▶ [Input data]:
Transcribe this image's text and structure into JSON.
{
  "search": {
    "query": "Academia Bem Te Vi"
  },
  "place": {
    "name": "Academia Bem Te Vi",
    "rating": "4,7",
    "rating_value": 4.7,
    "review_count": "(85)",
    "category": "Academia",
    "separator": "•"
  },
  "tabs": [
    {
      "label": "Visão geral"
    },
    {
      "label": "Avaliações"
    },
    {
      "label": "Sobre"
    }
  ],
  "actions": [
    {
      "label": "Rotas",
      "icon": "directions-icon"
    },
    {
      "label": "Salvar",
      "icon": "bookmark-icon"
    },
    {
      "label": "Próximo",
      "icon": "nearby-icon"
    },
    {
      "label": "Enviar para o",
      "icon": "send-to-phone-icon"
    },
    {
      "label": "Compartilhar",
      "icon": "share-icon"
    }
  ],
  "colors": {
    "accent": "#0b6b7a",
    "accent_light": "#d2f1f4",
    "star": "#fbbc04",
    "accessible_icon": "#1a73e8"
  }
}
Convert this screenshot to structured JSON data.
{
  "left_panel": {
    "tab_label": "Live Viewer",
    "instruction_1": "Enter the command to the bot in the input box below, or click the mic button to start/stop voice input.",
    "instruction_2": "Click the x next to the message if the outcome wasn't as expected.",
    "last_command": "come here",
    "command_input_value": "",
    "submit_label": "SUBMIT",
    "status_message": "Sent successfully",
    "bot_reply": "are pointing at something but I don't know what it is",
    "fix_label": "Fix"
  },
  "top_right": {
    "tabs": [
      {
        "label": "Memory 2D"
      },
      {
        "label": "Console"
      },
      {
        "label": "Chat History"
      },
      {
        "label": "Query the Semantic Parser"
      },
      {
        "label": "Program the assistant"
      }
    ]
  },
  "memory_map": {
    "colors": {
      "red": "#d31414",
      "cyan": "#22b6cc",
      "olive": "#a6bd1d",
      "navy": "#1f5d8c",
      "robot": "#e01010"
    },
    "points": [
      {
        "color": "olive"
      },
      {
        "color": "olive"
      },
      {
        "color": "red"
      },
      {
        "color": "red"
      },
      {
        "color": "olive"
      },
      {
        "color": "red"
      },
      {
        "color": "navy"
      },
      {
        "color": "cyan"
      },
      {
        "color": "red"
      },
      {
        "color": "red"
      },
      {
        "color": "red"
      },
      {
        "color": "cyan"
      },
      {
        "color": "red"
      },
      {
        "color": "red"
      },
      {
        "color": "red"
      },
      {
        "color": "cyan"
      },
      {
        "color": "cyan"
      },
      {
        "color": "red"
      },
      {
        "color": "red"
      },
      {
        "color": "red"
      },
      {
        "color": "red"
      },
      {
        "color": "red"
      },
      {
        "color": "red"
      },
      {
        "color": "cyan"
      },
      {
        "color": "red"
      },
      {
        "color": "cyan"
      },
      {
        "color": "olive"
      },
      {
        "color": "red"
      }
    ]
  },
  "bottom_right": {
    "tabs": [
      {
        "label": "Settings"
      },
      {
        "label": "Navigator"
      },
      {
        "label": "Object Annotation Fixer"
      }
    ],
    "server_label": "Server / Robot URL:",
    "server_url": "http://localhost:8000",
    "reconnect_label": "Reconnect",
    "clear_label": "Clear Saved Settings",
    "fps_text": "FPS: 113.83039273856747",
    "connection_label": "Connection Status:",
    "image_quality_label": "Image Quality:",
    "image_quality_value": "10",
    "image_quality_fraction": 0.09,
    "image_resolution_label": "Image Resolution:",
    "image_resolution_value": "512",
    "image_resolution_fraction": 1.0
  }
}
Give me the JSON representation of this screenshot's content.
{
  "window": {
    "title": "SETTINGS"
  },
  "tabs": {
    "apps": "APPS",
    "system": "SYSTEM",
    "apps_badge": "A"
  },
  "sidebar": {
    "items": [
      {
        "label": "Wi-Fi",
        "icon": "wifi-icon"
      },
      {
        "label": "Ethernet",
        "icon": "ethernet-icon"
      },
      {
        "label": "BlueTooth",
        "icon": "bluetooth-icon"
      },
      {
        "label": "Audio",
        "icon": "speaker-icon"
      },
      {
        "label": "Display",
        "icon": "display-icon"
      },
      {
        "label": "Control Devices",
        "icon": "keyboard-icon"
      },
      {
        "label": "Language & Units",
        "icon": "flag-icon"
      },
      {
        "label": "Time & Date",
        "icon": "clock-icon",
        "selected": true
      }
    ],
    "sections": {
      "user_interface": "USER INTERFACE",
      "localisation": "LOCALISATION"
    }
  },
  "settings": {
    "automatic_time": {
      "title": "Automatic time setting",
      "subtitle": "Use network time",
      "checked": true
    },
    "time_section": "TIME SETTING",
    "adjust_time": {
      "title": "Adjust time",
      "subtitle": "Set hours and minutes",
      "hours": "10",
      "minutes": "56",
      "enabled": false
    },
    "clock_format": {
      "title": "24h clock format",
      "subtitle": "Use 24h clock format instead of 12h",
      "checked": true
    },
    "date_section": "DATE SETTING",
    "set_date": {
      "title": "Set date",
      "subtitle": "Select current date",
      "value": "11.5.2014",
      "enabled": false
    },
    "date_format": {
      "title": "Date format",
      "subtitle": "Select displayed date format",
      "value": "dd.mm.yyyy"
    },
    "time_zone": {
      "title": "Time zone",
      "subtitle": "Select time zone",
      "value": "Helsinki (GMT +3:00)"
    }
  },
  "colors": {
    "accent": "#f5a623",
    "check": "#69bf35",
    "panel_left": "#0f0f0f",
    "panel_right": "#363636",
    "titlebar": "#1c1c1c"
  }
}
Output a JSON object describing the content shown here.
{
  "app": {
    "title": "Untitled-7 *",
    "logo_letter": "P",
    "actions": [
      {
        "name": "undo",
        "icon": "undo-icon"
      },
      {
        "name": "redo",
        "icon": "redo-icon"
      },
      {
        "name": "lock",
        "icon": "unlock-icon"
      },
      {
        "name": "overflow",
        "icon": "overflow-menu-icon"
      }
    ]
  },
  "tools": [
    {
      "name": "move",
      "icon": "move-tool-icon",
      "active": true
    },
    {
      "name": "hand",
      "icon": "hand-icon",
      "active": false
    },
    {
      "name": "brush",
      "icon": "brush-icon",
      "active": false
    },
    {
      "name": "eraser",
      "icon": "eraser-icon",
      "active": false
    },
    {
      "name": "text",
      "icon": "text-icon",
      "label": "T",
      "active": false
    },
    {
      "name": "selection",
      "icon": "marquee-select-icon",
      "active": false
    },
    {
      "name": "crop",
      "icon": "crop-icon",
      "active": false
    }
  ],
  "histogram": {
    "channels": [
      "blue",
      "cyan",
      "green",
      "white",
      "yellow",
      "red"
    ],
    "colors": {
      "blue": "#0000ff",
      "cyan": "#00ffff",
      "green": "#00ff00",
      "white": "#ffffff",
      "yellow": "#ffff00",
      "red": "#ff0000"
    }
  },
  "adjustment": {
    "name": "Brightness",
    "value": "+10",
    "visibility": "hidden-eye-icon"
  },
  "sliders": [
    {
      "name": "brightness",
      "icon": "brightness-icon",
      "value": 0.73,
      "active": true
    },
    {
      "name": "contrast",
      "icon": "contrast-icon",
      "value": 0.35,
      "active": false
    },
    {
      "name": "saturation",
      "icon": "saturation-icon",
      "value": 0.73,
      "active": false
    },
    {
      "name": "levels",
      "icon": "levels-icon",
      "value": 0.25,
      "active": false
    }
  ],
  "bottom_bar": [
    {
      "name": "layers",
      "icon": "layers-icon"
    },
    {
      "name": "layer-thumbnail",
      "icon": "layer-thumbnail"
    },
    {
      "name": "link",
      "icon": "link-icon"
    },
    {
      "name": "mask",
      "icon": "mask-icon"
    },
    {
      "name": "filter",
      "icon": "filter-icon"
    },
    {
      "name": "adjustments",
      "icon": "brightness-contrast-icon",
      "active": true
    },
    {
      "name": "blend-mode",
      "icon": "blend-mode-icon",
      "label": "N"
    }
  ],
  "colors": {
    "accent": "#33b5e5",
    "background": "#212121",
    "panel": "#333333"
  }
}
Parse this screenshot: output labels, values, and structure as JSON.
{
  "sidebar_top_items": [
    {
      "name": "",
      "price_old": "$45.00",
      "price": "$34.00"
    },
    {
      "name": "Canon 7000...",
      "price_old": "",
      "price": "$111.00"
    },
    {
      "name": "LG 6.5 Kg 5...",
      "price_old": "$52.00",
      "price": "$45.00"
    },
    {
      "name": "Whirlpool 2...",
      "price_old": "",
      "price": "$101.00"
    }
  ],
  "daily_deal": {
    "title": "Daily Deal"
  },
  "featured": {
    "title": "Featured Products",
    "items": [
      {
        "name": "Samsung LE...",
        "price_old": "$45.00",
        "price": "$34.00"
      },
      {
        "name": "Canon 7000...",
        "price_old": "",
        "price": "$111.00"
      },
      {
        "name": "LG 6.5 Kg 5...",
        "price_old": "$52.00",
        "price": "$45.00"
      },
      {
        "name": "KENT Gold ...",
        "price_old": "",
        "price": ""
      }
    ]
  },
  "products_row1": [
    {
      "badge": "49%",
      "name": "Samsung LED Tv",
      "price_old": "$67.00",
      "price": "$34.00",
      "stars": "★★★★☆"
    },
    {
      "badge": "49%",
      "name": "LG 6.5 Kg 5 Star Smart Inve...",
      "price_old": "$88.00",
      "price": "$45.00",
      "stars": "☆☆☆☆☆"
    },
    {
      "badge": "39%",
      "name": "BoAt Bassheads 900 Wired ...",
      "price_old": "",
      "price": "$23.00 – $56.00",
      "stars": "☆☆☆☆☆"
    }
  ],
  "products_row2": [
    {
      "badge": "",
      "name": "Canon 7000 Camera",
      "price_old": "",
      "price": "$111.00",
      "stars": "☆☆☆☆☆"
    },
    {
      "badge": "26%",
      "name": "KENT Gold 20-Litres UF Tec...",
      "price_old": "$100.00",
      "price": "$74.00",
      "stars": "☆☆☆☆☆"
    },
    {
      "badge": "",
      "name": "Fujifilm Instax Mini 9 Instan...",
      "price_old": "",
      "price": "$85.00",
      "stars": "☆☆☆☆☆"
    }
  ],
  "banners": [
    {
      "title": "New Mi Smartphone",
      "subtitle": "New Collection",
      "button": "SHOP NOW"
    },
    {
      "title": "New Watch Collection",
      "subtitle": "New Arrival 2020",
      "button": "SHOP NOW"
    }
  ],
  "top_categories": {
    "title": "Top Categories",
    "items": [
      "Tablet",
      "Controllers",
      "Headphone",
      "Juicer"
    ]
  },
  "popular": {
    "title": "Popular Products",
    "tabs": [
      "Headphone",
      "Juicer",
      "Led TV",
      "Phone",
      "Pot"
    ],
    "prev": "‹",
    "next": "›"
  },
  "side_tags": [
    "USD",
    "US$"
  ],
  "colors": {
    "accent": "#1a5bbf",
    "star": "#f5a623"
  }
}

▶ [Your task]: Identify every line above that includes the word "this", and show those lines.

▶ [Response box]:
Transcribe this image's text and structure into JSON.
Convert this screenshot to structured JSON data.
Give me the JSON representation of this screenshot's content.
Parse this screenshot: output labels, values, and structure as JSON.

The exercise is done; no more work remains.